# [Task goal]
Please copy out all lines of the entries that contain the word "JSON".

# [Source records]
++++++++
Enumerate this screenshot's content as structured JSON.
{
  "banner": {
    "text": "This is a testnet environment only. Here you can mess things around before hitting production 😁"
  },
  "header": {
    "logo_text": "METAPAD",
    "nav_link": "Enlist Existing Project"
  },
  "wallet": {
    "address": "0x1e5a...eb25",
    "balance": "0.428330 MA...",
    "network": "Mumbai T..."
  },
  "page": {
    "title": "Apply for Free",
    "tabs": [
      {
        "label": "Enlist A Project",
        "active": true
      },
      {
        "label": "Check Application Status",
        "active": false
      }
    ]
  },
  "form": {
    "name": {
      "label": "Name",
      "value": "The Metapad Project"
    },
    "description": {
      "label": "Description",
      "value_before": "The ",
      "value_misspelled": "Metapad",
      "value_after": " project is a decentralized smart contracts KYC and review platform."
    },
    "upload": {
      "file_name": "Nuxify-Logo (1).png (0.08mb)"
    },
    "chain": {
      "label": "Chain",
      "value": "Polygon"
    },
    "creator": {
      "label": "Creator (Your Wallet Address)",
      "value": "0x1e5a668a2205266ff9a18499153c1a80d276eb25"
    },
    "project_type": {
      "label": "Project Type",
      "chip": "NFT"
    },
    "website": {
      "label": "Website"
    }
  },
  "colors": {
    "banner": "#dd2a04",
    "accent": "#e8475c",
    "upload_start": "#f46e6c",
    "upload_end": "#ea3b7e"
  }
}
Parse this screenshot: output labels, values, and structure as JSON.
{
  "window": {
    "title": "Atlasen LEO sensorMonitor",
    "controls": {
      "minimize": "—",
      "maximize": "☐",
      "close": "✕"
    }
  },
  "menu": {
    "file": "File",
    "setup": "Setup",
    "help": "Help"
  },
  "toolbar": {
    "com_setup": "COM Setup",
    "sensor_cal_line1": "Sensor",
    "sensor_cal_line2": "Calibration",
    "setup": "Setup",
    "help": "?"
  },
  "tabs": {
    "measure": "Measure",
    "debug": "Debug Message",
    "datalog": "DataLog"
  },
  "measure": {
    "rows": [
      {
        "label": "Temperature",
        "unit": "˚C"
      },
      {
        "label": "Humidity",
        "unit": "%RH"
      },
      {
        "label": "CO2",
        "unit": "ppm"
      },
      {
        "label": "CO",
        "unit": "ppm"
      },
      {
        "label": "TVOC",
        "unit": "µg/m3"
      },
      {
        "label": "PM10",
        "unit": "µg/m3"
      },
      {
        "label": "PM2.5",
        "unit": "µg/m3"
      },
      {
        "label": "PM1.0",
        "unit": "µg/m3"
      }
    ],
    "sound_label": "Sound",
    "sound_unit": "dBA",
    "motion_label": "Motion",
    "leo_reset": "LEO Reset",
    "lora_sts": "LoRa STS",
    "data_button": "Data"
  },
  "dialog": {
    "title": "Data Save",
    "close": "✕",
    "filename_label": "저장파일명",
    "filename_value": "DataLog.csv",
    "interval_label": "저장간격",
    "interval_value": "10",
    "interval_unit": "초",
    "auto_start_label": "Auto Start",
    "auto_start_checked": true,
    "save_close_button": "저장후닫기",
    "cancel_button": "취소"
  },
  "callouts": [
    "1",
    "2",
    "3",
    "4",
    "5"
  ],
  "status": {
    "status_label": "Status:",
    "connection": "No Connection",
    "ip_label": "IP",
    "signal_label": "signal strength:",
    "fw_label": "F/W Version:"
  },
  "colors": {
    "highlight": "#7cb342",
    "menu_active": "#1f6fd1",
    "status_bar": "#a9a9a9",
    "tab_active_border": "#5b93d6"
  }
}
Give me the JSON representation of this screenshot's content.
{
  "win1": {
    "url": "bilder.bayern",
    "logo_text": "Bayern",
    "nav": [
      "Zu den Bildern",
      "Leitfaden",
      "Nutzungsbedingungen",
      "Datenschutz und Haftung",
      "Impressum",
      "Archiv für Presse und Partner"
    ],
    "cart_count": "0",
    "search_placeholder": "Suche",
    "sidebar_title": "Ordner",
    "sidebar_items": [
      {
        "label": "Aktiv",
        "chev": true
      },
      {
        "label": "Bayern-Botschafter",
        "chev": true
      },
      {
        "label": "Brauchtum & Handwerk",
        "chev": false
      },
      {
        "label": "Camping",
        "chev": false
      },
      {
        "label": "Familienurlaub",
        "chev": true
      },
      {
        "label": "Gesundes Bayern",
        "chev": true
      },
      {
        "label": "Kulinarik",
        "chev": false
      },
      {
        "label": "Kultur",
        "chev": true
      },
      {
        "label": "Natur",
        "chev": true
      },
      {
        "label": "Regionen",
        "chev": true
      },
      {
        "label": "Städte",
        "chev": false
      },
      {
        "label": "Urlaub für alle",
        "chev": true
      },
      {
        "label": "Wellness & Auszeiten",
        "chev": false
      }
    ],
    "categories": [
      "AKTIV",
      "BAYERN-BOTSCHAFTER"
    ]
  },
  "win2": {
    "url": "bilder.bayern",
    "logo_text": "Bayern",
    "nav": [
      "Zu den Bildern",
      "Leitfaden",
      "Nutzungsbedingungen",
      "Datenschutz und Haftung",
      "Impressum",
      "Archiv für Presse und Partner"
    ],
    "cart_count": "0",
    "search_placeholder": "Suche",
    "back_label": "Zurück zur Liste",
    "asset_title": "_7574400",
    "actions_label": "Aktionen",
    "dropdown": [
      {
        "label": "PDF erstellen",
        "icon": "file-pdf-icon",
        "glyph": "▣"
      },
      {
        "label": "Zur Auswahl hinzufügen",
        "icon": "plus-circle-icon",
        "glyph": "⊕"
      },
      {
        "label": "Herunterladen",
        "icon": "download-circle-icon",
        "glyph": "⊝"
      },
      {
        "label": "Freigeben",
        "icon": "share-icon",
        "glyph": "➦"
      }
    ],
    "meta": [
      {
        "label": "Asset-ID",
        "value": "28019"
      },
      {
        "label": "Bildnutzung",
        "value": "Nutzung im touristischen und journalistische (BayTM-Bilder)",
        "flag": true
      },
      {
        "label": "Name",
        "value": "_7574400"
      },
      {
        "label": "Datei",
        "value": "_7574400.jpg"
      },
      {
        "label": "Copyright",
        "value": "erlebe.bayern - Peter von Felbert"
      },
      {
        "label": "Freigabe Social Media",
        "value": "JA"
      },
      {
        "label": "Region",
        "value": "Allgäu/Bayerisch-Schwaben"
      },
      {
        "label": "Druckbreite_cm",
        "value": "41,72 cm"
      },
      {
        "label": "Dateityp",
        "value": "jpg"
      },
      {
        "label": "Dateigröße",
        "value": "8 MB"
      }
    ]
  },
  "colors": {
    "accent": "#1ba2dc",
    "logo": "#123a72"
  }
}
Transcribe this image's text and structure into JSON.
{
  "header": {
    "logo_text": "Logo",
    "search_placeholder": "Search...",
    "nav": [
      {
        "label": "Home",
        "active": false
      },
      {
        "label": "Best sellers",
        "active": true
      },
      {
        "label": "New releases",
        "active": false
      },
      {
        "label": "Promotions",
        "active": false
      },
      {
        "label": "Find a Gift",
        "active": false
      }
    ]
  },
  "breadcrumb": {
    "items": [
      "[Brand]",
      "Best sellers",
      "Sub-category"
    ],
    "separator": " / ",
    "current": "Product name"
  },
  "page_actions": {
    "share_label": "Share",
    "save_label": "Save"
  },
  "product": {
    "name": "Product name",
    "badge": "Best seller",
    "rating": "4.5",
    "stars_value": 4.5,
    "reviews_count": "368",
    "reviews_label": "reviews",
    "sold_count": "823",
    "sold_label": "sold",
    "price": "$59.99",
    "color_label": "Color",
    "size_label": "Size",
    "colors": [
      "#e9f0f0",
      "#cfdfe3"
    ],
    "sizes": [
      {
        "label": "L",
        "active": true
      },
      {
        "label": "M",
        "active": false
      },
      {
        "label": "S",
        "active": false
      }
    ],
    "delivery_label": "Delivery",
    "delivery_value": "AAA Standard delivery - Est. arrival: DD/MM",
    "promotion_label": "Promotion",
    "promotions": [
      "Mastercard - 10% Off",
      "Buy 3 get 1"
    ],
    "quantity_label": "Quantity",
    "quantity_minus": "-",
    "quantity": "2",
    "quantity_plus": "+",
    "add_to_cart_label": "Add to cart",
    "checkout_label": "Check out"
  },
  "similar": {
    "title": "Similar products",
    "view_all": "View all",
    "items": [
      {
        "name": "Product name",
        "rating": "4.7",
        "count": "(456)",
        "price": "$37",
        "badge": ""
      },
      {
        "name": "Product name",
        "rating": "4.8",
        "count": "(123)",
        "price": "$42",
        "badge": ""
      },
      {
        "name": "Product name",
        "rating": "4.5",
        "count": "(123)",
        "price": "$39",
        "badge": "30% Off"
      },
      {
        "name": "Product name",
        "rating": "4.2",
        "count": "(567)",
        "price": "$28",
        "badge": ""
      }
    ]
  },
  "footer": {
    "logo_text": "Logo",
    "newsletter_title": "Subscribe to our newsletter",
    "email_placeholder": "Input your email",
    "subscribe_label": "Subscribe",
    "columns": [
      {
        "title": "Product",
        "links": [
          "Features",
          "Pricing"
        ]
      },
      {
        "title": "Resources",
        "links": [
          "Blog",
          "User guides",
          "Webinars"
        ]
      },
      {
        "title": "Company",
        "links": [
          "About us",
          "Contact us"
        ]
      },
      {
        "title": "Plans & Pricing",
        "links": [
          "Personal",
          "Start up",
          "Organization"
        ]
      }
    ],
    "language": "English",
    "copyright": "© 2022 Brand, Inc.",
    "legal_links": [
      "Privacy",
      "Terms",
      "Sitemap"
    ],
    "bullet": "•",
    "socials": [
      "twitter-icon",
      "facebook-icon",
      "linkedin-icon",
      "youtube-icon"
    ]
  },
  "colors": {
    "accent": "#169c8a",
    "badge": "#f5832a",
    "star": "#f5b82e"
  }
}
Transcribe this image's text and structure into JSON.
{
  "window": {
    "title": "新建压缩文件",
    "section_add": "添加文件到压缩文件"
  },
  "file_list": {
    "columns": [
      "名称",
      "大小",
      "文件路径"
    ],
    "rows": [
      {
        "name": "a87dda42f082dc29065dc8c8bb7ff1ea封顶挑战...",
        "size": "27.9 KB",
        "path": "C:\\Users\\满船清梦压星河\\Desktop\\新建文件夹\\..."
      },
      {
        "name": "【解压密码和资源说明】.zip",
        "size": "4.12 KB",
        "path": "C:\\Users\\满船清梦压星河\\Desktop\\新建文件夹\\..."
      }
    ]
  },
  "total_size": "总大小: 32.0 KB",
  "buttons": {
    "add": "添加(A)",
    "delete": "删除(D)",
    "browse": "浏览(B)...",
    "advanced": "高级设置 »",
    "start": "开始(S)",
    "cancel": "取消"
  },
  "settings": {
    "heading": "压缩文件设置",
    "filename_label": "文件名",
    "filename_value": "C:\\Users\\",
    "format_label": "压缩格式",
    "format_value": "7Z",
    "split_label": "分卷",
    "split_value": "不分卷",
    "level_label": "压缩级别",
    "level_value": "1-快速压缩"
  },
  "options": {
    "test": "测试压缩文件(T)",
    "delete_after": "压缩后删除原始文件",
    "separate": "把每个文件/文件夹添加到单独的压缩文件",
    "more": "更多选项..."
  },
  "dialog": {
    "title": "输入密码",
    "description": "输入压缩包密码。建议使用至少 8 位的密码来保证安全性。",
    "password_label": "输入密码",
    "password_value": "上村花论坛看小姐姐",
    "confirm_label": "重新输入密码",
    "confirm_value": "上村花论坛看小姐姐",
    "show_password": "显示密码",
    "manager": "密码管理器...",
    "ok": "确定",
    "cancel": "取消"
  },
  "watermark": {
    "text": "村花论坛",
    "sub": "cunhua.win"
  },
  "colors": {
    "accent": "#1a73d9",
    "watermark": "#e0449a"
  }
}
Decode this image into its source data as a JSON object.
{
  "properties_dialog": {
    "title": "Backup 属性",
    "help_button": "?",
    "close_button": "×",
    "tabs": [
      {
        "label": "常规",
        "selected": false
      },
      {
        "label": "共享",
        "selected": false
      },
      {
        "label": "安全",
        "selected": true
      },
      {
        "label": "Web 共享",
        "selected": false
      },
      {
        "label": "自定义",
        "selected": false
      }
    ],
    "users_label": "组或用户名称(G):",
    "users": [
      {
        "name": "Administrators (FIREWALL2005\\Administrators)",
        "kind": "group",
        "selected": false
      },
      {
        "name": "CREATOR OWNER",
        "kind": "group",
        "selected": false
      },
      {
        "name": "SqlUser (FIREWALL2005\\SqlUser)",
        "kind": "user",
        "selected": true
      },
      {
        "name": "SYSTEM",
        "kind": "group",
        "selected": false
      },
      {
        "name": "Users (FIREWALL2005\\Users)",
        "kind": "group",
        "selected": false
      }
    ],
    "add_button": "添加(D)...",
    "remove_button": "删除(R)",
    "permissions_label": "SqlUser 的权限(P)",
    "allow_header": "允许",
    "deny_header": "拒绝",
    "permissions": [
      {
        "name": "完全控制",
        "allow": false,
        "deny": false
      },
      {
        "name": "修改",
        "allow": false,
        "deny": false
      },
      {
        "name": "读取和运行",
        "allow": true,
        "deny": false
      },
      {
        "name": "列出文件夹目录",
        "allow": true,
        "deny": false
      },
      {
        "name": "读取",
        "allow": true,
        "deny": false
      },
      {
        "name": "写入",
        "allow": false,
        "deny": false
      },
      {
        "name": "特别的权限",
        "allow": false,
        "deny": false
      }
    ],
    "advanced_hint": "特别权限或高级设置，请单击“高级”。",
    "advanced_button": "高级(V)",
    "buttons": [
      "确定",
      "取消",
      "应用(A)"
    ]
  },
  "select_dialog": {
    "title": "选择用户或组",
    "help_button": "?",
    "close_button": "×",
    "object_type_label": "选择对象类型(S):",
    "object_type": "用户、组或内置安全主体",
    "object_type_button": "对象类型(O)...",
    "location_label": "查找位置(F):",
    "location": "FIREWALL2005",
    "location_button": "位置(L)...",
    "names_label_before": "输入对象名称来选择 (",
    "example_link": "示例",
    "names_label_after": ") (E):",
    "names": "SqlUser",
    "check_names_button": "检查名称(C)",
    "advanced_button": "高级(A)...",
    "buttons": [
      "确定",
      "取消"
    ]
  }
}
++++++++
# [Your solution]
Enumerate this screenshot's content as structured JSON.
Parse this screenshot: output labels, values, and structure as JSON.
Give me the JSON representation of this screenshot's content.
Transcribe this image's text and structure into JSON.
Transcribe this image's text and structure into JSON.
Decode this image into its source data as a JSON object.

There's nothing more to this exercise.